What are Truffles ?
Basically …… FUNGUS 😉 MMM YUM… or you could say truffles are the “fruiting body” of a subterranean Ascomycete fungus , resembling a rough skinned potato but worth a whole lot more . Some of the truffle species are considered a culinary delicacy traditionally growing chiefly in broadleaved woodland & found with the aid of trained dogs or pigs (they can smell better than us ) . But was has this got to do with Australia you ask ?
The 1.172 kilogram French black perigord fungus f
alls just short of other large truffle finds made
overseas. Some of the largest truffles found include a white truffle weighing 1.31kg found in Croatia in 1999 and a 1.3kg truffle found in the south of France and sold in 2012.
Science unlocking secrets about the mysterious fungus
The Australian Truffle Growers Association shares collective information with its growers to help develop the science
of growing . Australia now being the worlds 4th largest producer . In the early days it was hard to come by solid information and optimum growing conditions as the competitors just didn’t want anyone else doing it , and who can blame them ?
So without getting too technical growers look for a soil ph level of 7.5 to 8 . Well drained soil and the right mix of organic materials in the ground to promote the growing of the fungus . Seedlings are actually now grown with the fungus inocculated into the plant and verified for different strains before being sold to farmers . Although we know alot more now than we did 20 years ago there is still the matter of crossing your fingers and hoping for the best .
Australian native truffle species are not poisonous, but they’re also not very tasty. Attempts to inoculate native species of trees with imported truffles have proven fruitless, so the Australian industry involves imported Tuber melanosporum fungi on oak trees. The truffles are good for the trees, taking phosphorus that would be insoluble to the tree and converting it to a form that trees can absorb. In Australia’s low phosphate soils this can be invaluable.
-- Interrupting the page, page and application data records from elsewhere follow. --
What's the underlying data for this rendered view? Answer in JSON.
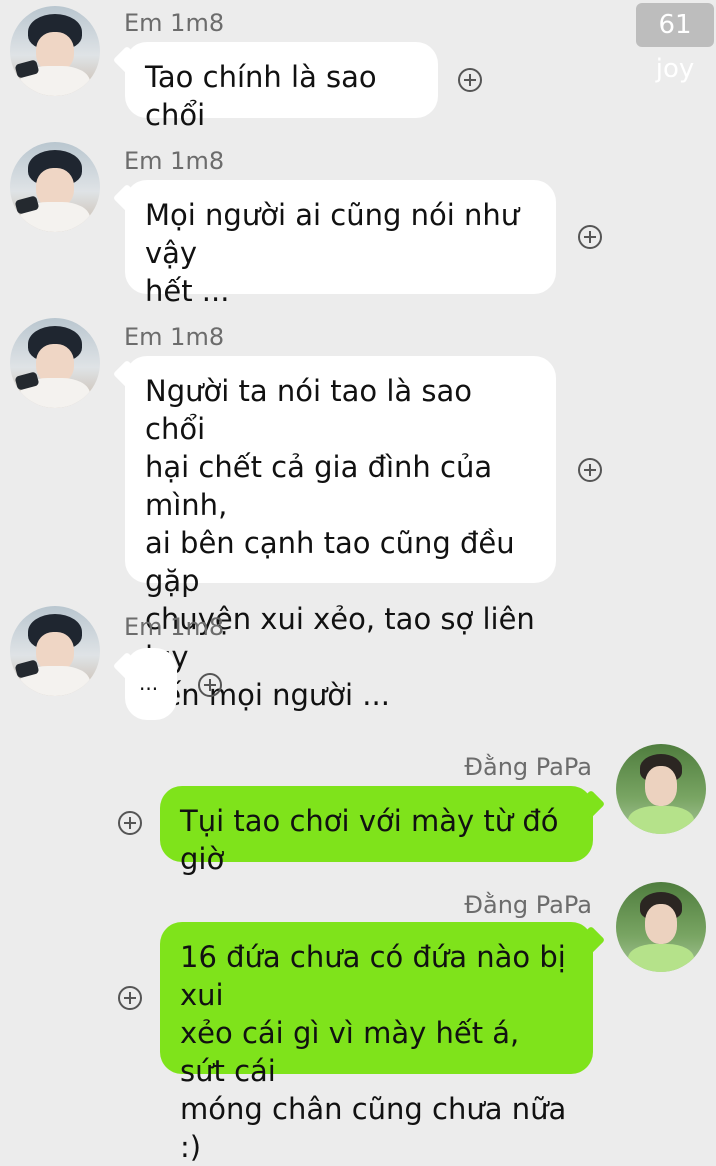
{
  "watermark": "61 joy",
  "messages": [
    {
      "sender": "Em 1m8",
      "lines": [
        "Tao chính là sao chổi"
      ]
    },
    {
      "sender": "Em 1m8",
      "lines": [
        "Mọi người ai cũng nói như vậy",
        "hết ..."
      ]
    },
    {
      "sender": "Em 1m8",
      "lines": [
        "Người ta nói tao là sao chổi",
        "hại chết cả gia đình của mình,",
        "ai bên cạnh tao cũng đều gặp",
        "chuyện xui xẻo, tao sợ liên lụy",
        "đến mọi người ..."
      ]
    },
    {
      "sender": "Em 1m8",
      "lines": [
        "..."
      ]
    },
    {
      "sender": "Đằng PaPa",
      "lines": [
        "Tụi tao chơi với mày từ đó giờ"
      ]
    },
    {
      "sender": "Đằng PaPa",
      "lines": [
        "16 đứa chưa có đứa nào bị xui",
        "xẻo cái gì vì mày hết á, sứt cái",
        "móng chân cũng chưa nữa :)"
      ]
    }
  ],
  "colors": {
    "background": "#ececec",
    "incoming": "#ffffff",
    "outgoing": "#7fe31b"
  }
}
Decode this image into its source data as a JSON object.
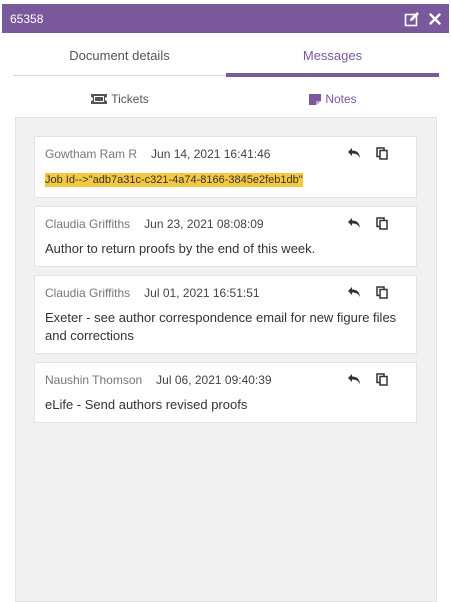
{
  "window": {
    "title": "65358",
    "edit_icon": "edit-icon",
    "close_icon": "close-icon",
    "accent_color": "#7a589c"
  },
  "tabs": [
    {
      "label": "Document details",
      "active": false
    },
    {
      "label": "Messages",
      "active": true
    }
  ],
  "subtabs": [
    {
      "label": "Tickets",
      "icon": "ticket-icon",
      "active": false
    },
    {
      "label": "Notes",
      "icon": "note-icon",
      "active": true
    }
  ],
  "notes": [
    {
      "author": "Gowtham Ram R",
      "date": "Jun 14, 2021 16:41:46",
      "text": "Job Id-->\"adb7a31c-c321-4a74-8166-3845e2feb1db\"",
      "highlighted": true
    },
    {
      "author": "Claudia Griffiths",
      "date": "Jun 23, 2021 08:08:09",
      "text": "Author to return proofs by the end of this week.",
      "highlighted": false
    },
    {
      "author": "Claudia Griffiths",
      "date": "Jul 01, 2021 16:51:51",
      "text": "Exeter - see author correspondence email for new figure files and corrections",
      "highlighted": false
    },
    {
      "author": "Naushin Thomson",
      "date": "Jul 06, 2021 09:40:39",
      "text": "eLife - Send authors revised proofs",
      "highlighted": false
    }
  ],
  "note_actions": {
    "reply_icon": "reply-icon",
    "copy_icon": "copy-icon"
  }
}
In return, the tree provides the fungus with sugars and other carbohydrates.
So if you have a bit of time on your hands and can wait for about 8 years after you plant your seedling & with about a 10% success rate give it a go . If you are successful just e sure to save some for me !! You can get more information by clicking the link HERE . Its ok to add a little bit of France to Living Australian 😉